**Instructions to follow:** All of the data, except its images, should be set down exactly as it appears.

**Records contained in a dataset:**
◇ ◇ ◇ ◇ ◇ ◇ ◇
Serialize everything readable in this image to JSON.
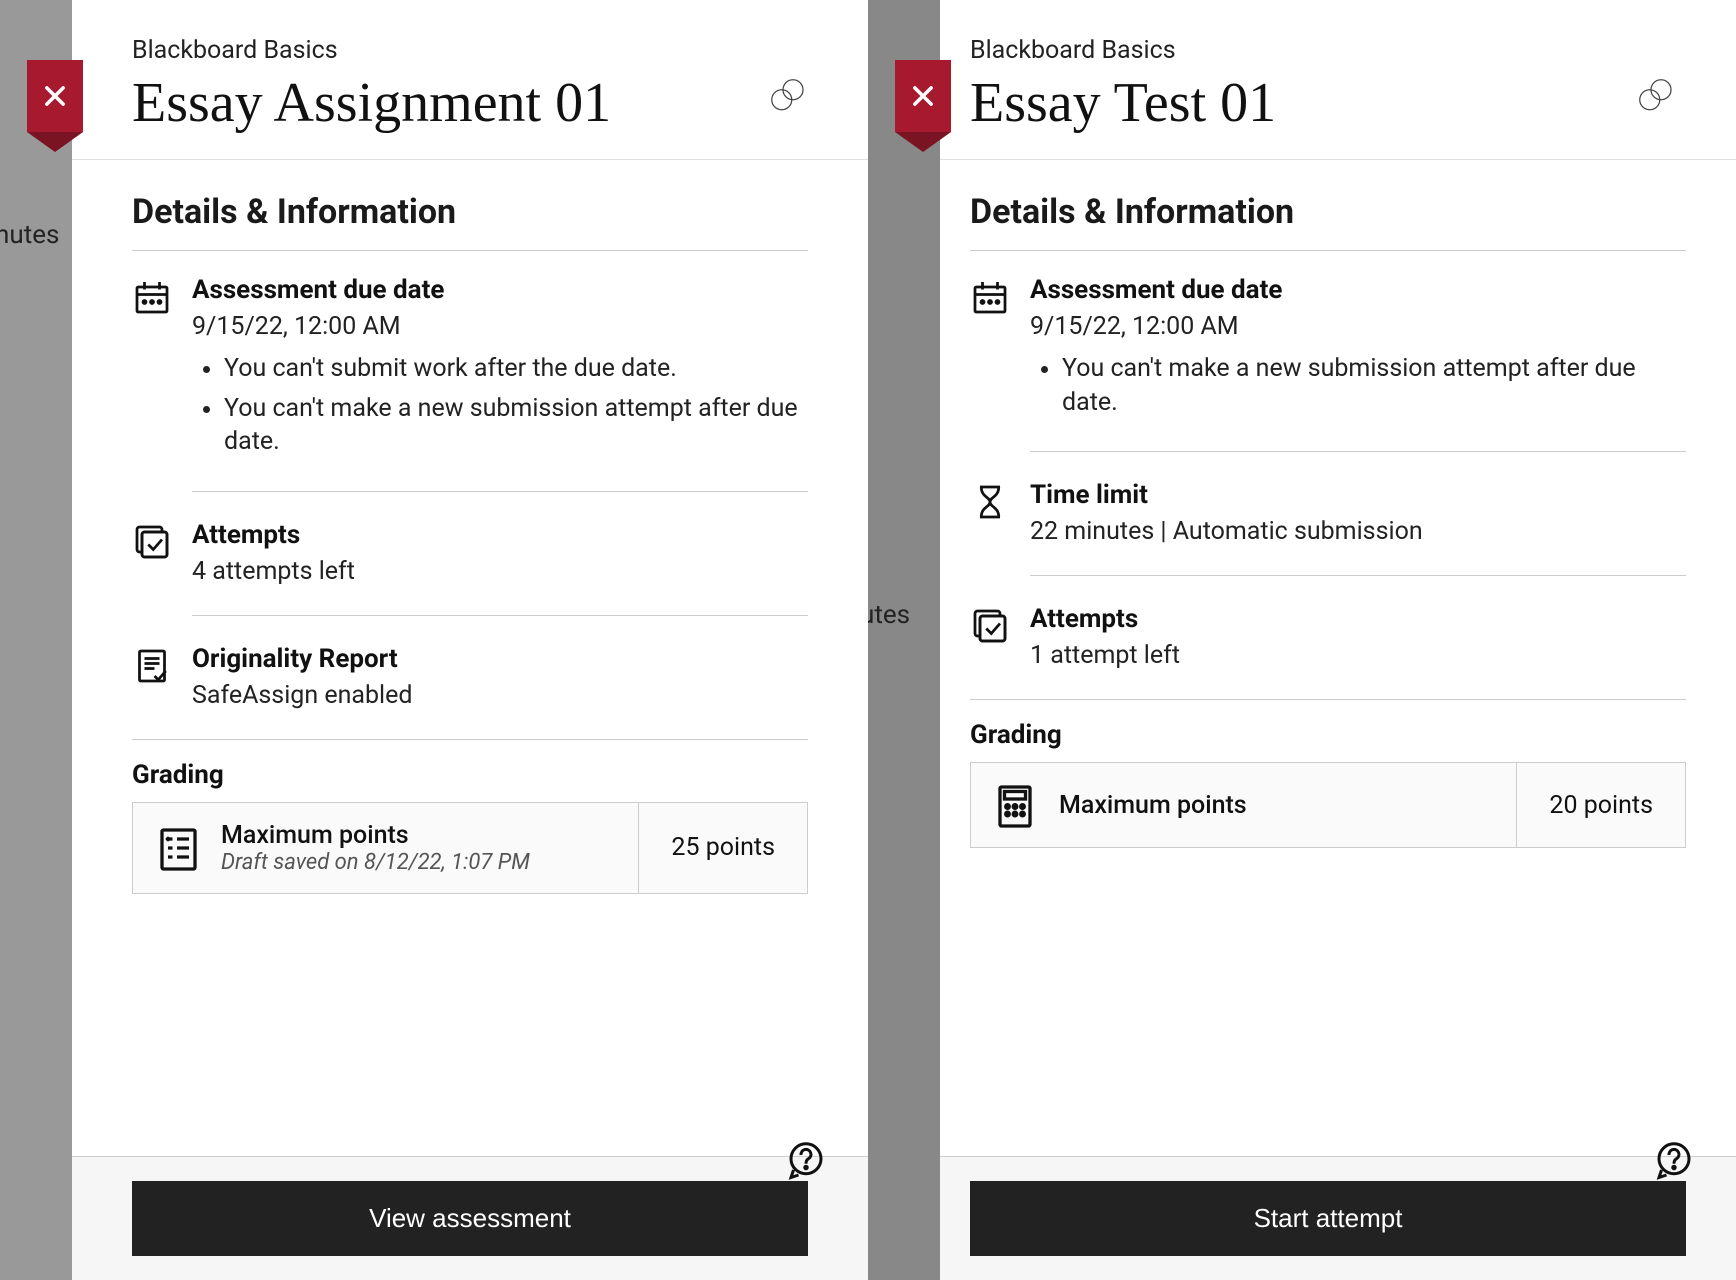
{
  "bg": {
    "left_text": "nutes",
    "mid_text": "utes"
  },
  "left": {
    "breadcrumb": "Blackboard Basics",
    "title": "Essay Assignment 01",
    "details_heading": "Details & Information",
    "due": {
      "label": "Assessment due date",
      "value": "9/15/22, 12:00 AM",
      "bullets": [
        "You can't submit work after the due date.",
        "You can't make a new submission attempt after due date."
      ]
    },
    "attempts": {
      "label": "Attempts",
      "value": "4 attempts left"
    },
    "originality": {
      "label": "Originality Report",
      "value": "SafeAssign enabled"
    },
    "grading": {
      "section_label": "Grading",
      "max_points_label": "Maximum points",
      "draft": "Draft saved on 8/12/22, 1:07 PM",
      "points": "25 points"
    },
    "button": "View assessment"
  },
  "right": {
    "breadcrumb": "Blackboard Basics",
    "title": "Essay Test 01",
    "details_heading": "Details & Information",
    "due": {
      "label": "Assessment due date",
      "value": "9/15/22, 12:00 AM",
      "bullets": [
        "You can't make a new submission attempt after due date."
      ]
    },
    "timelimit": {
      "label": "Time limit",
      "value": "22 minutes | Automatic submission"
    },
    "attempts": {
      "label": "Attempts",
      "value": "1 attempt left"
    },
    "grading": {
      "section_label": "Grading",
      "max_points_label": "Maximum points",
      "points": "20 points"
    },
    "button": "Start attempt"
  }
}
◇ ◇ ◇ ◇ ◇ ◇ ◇
**Exercise output:**
Serialize everything readable in this image to JSON.
{
  "bg": {
    "left_text": "nutes",
    "mid_text": "utes"
  },
  "left": {
    "breadcrumb": "Blackboard Basics",
    "title": "Essay Assignment 01",
    "details_heading": "Details & Information",
    "due": {
      "label": "Assessment due date",
      "value": "9/15/22, 12:00 AM",
      "bullets": [
        "You can't submit work after the due date.",
        "You can't make a new submission attempt after due date."
      ]
    },
    "attempts": {
      "label": "Attempts",
      "value": "4 attempts left"
    },
    "originality": {
      "label": "Originality Report",
      "value": "SafeAssign enabled"
    },
    "grading": {
      "section_label": "Grading",
      "max_points_label": "Maximum points",
      "draft": "Draft saved on 8/12/22, 1:07 PM",
      "points": "25 points"
    },
    "button": "View assessment"
  },
  "right": {
    "breadcrumb": "Blackboard Basics",
    "title": "Essay Test 01",
    "details_heading": "Details & Information",
    "due": {
      "label": "Assessment due date",
      "value": "9/15/22, 12:00 AM",
      "bullets": [
        "You can't make a new submission attempt after due date."
      ]
    },
    "timelimit": {
      "label": "Time limit",
      "value": "22 minutes | Automatic submission"
    },
    "attempts": {
      "label": "Attempts",
      "value": "1 attempt left"
    },
    "grading": {
      "section_label": "Grading",
      "max_points_label": "Maximum points",
      "points": "20 points"
    },
    "button": "Start attempt"
  }
}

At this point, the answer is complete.